* [What you have to do]
Every record that follows is to be copied exactly, with the pictures omitted.

* [Given information]
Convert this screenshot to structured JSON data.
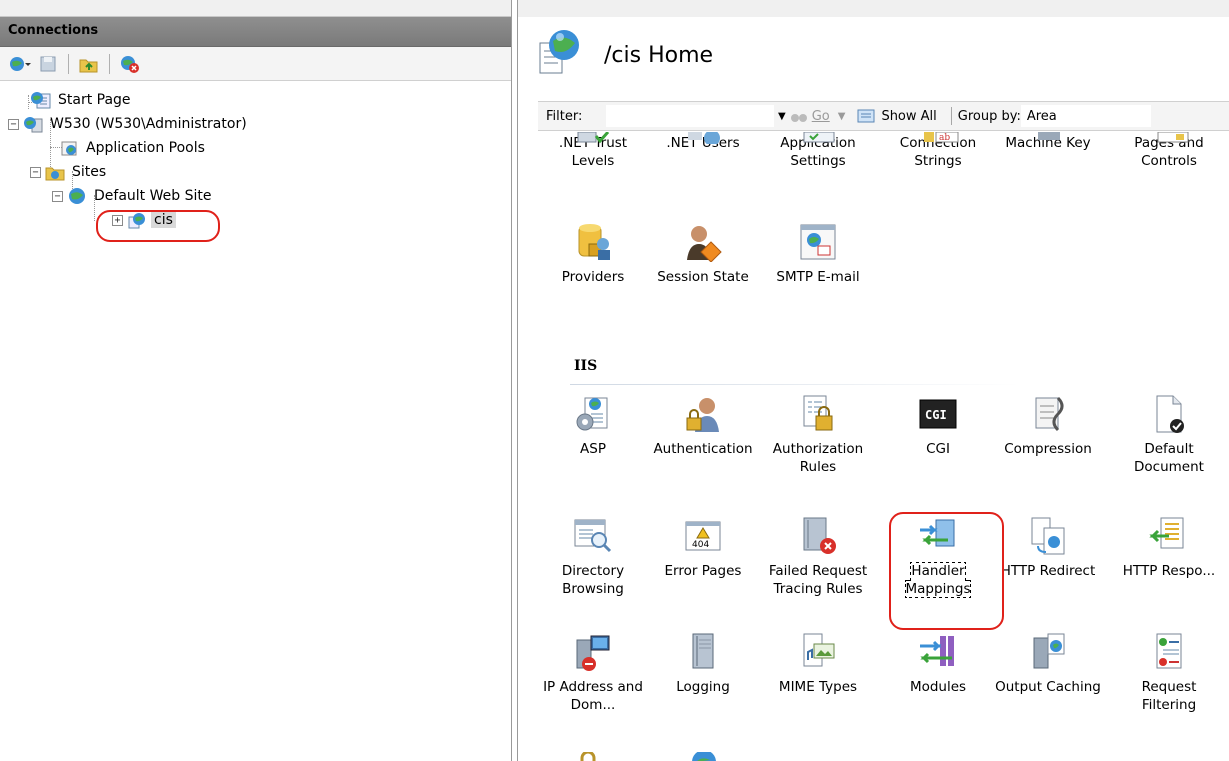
{
  "connections": {
    "header": "Connections",
    "tree": {
      "start_page": "Start Page",
      "server": "W530 (W530\\Administrator)",
      "app_pools": "Application Pools",
      "sites": "Sites",
      "default_site": "Default Web Site",
      "cis": "cis"
    }
  },
  "page": {
    "title": "/cis Home"
  },
  "filter_bar": {
    "filter_label": "Filter:",
    "go_label": "Go",
    "show_all_label": "Show All",
    "group_by_label": "Group by:",
    "group_by_value": "Area"
  },
  "features": {
    "aspnet_row1": [
      {
        "label": ".NET Trust Levels",
        "icon": "trust-icon"
      },
      {
        "label": ".NET Users",
        "icon": "users-icon"
      },
      {
        "label": "Application Settings",
        "icon": "settings-icon"
      },
      {
        "label": "Connection Strings",
        "icon": "connection-icon"
      },
      {
        "label": "Machine Key",
        "icon": "key-icon"
      },
      {
        "label": "Pages and Controls",
        "icon": "pages-icon"
      }
    ],
    "aspnet_row2": [
      {
        "label": "Providers",
        "icon": "providers-icon"
      },
      {
        "label": "Session State",
        "icon": "session-icon"
      },
      {
        "label": "SMTP E-mail",
        "icon": "email-icon"
      }
    ],
    "iis_group": "IIS",
    "iis_row1": [
      {
        "label": "ASP",
        "icon": "asp-icon"
      },
      {
        "label": "Authentication",
        "icon": "auth-icon"
      },
      {
        "label": "Authorization Rules",
        "icon": "authz-icon"
      },
      {
        "label": "CGI",
        "icon": "cgi-icon"
      },
      {
        "label": "Compression",
        "icon": "compression-icon"
      },
      {
        "label": "Default Document",
        "icon": "default-doc-icon"
      }
    ],
    "iis_row2": [
      {
        "label": "Directory Browsing",
        "icon": "dir-browse-icon"
      },
      {
        "label": "Error Pages",
        "icon": "error-pages-icon"
      },
      {
        "label": "Failed Request Tracing Rules",
        "icon": "failed-req-icon"
      },
      {
        "label": "Handler Mappings",
        "icon": "handler-icon"
      },
      {
        "label": "HTTP Redirect",
        "icon": "redirect-icon"
      },
      {
        "label": "HTTP Respo...",
        "icon": "http-resp-icon"
      }
    ],
    "iis_row3": [
      {
        "label": "IP Address and Dom...",
        "icon": "ip-icon"
      },
      {
        "label": "Logging",
        "icon": "logging-icon"
      },
      {
        "label": "MIME Types",
        "icon": "mime-icon"
      },
      {
        "label": "Modules",
        "icon": "modules-icon"
      },
      {
        "label": "Output Caching",
        "icon": "output-cache-icon"
      },
      {
        "label": "Request Filtering",
        "icon": "request-filter-icon"
      }
    ]
  },
  "colors": {
    "highlight": "#e0211a",
    "header_gray": "#8f8f8f"
  }
}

* [Task response]
Convert this screenshot to structured JSON data.
{
  "connections": {
    "header": "Connections",
    "tree": {
      "start_page": "Start Page",
      "server": "W530 (W530\\Administrator)",
      "app_pools": "Application Pools",
      "sites": "Sites",
      "default_site": "Default Web Site",
      "cis": "cis"
    }
  },
  "page": {
    "title": "/cis Home"
  },
  "filter_bar": {
    "filter_label": "Filter:",
    "go_label": "Go",
    "show_all_label": "Show All",
    "group_by_label": "Group by:",
    "group_by_value": "Area"
  },
  "features": {
    "aspnet_row1": [
      {
        "label": ".NET Trust Levels",
        "icon": "trust-icon"
      },
      {
        "label": ".NET Users",
        "icon": "users-icon"
      },
      {
        "label": "Application Settings",
        "icon": "settings-icon"
      },
      {
        "label": "Connection Strings",
        "icon": "connection-icon"
      },
      {
        "label": "Machine Key",
        "icon": "key-icon"
      },
      {
        "label": "Pages and Controls",
        "icon": "pages-icon"
      }
    ],
    "aspnet_row2": [
      {
        "label": "Providers",
        "icon": "providers-icon"
      },
      {
        "label": "Session State",
        "icon": "session-icon"
      },
      {
        "label": "SMTP E-mail",
        "icon": "email-icon"
      }
    ],
    "iis_group": "IIS",
    "iis_row1": [
      {
        "label": "ASP",
        "icon": "asp-icon"
      },
      {
        "label": "Authentication",
        "icon": "auth-icon"
      },
      {
        "label": "Authorization Rules",
        "icon": "authz-icon"
      },
      {
        "label": "CGI",
        "icon": "cgi-icon"
      },
      {
        "label": "Compression",
        "icon": "compression-icon"
      },
      {
        "label": "Default Document",
        "icon": "default-doc-icon"
      }
    ],
    "iis_row2": [
      {
        "label": "Directory Browsing",
        "icon": "dir-browse-icon"
      },
      {
        "label": "Error Pages",
        "icon": "error-pages-icon"
      },
      {
        "label": "Failed Request Tracing Rules",
        "icon": "failed-req-icon"
      },
      {
        "label": "Handler Mappings",
        "icon": "handler-icon"
      },
      {
        "label": "HTTP Redirect",
        "icon": "redirect-icon"
      },
      {
        "label": "HTTP Respo...",
        "icon": "http-resp-icon"
      }
    ],
    "iis_row3": [
      {
        "label": "IP Address and Dom...",
        "icon": "ip-icon"
      },
      {
        "label": "Logging",
        "icon": "logging-icon"
      },
      {
        "label": "MIME Types",
        "icon": "mime-icon"
      },
      {
        "label": "Modules",
        "icon": "modules-icon"
      },
      {
        "label": "Output Caching",
        "icon": "output-cache-icon"
      },
      {
        "label": "Request Filtering",
        "icon": "request-filter-icon"
      }
    ]
  },
  "colors": {
    "highlight": "#e0211a",
    "header_gray": "#8f8f8f"
  }
}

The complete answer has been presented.